6.  Security Considerations

   RTP streams using a wall-clock reference as discussed here present an
   additional attack vector compared to self-clocking streams.
   Manipulation of the wall clock at either sender or receiver can
   potentially disrupt streaming.

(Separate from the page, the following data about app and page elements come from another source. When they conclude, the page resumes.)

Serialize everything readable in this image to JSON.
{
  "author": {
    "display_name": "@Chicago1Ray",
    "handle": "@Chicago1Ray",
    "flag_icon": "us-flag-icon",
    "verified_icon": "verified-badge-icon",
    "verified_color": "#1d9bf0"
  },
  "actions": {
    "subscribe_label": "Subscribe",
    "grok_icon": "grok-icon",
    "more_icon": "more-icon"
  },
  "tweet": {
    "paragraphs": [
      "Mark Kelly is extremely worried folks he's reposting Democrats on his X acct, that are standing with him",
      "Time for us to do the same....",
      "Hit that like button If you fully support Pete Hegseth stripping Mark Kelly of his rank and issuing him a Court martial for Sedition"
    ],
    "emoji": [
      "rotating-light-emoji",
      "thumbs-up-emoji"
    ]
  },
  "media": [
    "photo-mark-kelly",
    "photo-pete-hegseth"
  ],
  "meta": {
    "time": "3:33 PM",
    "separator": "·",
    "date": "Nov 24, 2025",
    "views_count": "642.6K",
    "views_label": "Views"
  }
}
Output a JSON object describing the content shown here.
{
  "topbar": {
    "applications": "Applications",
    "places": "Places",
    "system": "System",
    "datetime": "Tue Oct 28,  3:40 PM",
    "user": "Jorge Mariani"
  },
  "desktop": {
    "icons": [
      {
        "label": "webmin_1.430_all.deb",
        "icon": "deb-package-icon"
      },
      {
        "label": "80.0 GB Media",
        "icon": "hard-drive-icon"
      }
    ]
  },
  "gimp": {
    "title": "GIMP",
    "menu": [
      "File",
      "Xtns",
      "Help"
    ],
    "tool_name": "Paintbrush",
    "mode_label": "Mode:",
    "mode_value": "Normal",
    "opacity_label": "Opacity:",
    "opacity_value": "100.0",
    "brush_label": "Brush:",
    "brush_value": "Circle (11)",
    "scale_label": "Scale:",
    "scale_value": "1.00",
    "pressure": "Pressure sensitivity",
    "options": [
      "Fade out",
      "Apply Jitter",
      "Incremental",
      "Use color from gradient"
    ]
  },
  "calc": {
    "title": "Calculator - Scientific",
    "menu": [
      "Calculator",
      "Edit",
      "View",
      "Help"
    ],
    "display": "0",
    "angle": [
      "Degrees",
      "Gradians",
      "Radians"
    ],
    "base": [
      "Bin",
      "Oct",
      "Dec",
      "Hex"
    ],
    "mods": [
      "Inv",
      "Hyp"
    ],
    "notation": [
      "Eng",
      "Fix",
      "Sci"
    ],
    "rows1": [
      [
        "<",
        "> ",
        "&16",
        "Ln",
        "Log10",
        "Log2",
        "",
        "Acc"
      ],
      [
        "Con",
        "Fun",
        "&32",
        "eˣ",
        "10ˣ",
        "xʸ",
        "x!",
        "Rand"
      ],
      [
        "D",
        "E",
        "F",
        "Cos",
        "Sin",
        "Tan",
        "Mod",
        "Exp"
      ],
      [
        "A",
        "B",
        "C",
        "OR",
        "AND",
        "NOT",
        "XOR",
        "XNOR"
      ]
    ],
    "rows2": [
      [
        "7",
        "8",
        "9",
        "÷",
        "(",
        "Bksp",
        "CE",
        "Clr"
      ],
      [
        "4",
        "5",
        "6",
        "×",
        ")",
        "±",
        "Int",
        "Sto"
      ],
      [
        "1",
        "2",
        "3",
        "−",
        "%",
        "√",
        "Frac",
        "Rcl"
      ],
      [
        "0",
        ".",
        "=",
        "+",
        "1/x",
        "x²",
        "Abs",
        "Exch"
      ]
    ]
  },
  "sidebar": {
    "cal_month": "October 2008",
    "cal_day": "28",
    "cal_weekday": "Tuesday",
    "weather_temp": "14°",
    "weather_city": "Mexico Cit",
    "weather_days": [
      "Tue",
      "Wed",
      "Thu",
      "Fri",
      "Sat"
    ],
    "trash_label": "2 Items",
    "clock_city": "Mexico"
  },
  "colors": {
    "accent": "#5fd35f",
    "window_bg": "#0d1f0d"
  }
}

   For an RTP stream operating to an leap-second-bearing reference to
   operate reliably across a leap second, sender and receive must both
   be aware of the leap second.  It is possible to disrupt a stream by
   blocking or delaying leap second notification to one of the
   participants.  Streaming can be similarly affected if one of the
   participants can be tricked into believing a leap second has been
   scheduled where there is not one.  These vulnerabilities are present
   in RFC 3550 [1] and these new recommendations neither heighten or
   diminish them.  Integrity of the leap second schedule is the
   responsibility of the operating system and time distribution
   mechanism both of which are outside the scope of RFC 3550 [1] and
   these recommendations.

7.  IANA Considerations

   This document has no actions for IANA.

8.  Acknowledgements

   The authors would like to thank Steve Allen for his valuable comments
   in helping to improve this document.

9.  References

9.1.  Normative References

   [1]        Schulzrinne, H., Casner, S., Frederick, R., and V.
              Jacobson, "RTP: A Transport Protocol for Real-Time
              Applications", STD 64, RFC 3550, July 2003.

   [2]        Bradner, S., "Key words for use in RFCs to Indicate
              Requirement Levels", BCP 14, RFC 2119, March 1997.

9.2.  Informative References

   [3]        IEEE, "IEEE Standard for Information Technology - Portable
              Operating System Interface (POSIX)", IEEE Standard
              1003.1-2008, 2008, <http://standards.ieee.org/findstds/

   [4]        Google, Inc., "Time, technology and leaping seconds",
              September 2011, <http://googleblog.blogspot.com/2011/09/

   [5]        Kuhn, M., "Coordinated Universal Time with Smoothed Leap
              Seconds (UTC-SLS)", draft-kuhn-leapsecond-00 (work in
              progress), January 2006.

   [6]        ITU, "Standard-frequency and time-signal emissions", ITU-R
              TF.460-6, February 2002,

   [7]        ITU, "Question 236/7", February 2012,

   [8]        Mills, D., Martin, J., Burbank, J., and W. Kasch, "Network
              Time Protocol Version 4: Protocol and Algorithms
              Specification", RFC 5905, June 2010.

   [9]        IEEE, "IEEE Standard for a Precision Clock Synchronization
              Protocol for Networked Measurement and Control Systems",
              IEEE Standard 1588-2008, July 2008,

   [10]       Global Positioning Systems Directorate, "Navstar GPS Space
              Segment/Navigation User Segment Interfaces", September
              2011, <http://www.navcen.uscg.gov/pdf/IS-GPS-200F.pdf>.

   [11]       Bureau International des Poids et Mesures (BIPM),
              "International Atomic Time", November 2013,

   [12]       International Earth Rotation and Reference System Service,
              "Bulletin C", November 2013, <http://datacenter.iers.org/

Authors' Addresses

   Kevin Gross
   AVA Networks
   Boulder, CO

   Email: kevin.gross@avanw.com

   Ray van Brandenburg
   Brassersplein 2
   Delft  2612CT
   the Netherlands

   Phone: +31-88-866-7000
   Email: ray.vanbrandenburg@tno.nl